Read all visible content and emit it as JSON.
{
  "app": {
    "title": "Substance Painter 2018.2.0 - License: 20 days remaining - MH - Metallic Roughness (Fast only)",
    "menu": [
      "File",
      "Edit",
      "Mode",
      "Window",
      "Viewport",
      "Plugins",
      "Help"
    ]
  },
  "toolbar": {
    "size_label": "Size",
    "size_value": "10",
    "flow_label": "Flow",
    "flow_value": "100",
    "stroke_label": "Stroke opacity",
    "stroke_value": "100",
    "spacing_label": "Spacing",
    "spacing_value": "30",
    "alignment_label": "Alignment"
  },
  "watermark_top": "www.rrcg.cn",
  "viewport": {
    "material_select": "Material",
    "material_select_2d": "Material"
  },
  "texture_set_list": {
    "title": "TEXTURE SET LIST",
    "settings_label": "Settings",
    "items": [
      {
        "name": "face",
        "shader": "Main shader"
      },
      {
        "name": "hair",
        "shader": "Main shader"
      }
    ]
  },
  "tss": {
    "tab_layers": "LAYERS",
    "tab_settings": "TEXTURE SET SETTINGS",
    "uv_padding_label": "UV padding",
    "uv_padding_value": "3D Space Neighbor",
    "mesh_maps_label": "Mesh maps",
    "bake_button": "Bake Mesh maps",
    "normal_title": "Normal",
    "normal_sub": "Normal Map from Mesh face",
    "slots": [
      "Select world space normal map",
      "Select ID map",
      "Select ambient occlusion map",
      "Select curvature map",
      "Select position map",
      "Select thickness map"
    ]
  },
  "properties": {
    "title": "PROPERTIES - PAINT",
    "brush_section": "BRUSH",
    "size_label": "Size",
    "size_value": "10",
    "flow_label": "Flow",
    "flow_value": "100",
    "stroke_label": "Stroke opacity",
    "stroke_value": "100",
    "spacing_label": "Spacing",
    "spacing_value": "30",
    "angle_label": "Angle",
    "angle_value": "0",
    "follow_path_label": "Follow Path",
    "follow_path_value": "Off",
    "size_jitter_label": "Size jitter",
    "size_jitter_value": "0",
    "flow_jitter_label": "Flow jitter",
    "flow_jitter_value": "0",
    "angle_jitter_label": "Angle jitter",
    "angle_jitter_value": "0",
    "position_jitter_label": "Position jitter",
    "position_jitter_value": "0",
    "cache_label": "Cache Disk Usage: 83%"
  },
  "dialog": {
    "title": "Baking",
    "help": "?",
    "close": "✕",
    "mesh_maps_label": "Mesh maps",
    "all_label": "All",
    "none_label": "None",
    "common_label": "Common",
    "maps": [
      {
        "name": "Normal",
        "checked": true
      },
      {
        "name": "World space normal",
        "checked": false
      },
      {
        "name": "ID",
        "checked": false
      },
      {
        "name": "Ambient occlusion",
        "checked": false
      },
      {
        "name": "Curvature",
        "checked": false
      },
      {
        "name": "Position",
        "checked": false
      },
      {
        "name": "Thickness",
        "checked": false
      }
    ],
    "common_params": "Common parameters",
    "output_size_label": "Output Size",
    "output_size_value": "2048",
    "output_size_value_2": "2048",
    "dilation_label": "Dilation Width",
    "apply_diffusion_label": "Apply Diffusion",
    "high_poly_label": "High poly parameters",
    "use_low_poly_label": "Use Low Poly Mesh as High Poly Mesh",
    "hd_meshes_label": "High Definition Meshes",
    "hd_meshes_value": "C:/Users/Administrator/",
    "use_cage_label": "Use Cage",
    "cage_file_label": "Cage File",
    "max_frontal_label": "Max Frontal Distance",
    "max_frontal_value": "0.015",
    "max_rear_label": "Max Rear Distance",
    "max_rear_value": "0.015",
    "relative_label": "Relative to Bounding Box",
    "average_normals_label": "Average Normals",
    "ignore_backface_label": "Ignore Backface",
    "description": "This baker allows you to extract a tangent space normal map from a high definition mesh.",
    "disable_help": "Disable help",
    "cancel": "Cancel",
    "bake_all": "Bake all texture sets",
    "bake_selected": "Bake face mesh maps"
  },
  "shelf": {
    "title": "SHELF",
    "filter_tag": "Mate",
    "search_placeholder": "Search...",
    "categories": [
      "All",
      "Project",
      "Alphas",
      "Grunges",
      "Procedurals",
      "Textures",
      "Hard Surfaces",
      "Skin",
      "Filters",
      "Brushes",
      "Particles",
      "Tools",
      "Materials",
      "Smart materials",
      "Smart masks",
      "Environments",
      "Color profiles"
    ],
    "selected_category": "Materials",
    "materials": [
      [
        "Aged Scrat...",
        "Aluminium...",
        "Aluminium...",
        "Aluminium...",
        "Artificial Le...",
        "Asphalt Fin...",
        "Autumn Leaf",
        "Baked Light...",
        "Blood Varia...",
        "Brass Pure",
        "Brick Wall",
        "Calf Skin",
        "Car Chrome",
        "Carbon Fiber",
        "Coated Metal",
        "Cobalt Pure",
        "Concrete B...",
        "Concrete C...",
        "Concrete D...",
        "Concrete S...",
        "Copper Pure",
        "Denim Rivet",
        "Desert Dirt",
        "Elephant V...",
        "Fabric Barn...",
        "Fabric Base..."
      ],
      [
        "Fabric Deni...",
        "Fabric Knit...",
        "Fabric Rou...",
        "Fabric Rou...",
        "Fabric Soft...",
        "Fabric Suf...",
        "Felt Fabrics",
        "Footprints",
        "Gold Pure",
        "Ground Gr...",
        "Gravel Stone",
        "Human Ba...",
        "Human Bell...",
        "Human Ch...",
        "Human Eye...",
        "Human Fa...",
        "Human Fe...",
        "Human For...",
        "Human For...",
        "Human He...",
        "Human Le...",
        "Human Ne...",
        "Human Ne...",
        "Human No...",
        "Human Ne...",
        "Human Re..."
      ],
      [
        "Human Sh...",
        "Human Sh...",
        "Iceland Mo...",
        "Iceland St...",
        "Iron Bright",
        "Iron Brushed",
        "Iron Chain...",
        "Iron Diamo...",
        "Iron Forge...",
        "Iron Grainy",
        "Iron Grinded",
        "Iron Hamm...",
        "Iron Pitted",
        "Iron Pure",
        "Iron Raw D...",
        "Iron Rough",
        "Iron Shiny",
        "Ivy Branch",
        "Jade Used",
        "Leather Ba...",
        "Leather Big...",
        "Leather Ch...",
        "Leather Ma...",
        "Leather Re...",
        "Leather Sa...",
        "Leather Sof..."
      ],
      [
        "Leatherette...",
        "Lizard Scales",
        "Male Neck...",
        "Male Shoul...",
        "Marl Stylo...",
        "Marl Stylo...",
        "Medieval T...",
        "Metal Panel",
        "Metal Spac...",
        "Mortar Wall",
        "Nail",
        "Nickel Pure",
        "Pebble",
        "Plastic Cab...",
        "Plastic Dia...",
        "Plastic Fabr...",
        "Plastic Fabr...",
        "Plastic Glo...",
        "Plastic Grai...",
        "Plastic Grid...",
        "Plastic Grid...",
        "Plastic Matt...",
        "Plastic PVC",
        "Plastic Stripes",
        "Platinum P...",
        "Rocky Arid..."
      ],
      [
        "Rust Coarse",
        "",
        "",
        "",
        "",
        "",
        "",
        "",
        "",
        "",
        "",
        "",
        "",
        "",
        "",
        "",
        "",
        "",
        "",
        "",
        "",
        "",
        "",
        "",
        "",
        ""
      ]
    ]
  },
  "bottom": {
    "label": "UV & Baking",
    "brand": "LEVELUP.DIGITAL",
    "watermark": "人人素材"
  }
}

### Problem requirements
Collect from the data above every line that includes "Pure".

### Answer below
        "Brass Pure",
        "Cobalt Pure",
        "Copper Pure",
        "Gold Pure",
        "Iron Pure",
        "Nickel Pure",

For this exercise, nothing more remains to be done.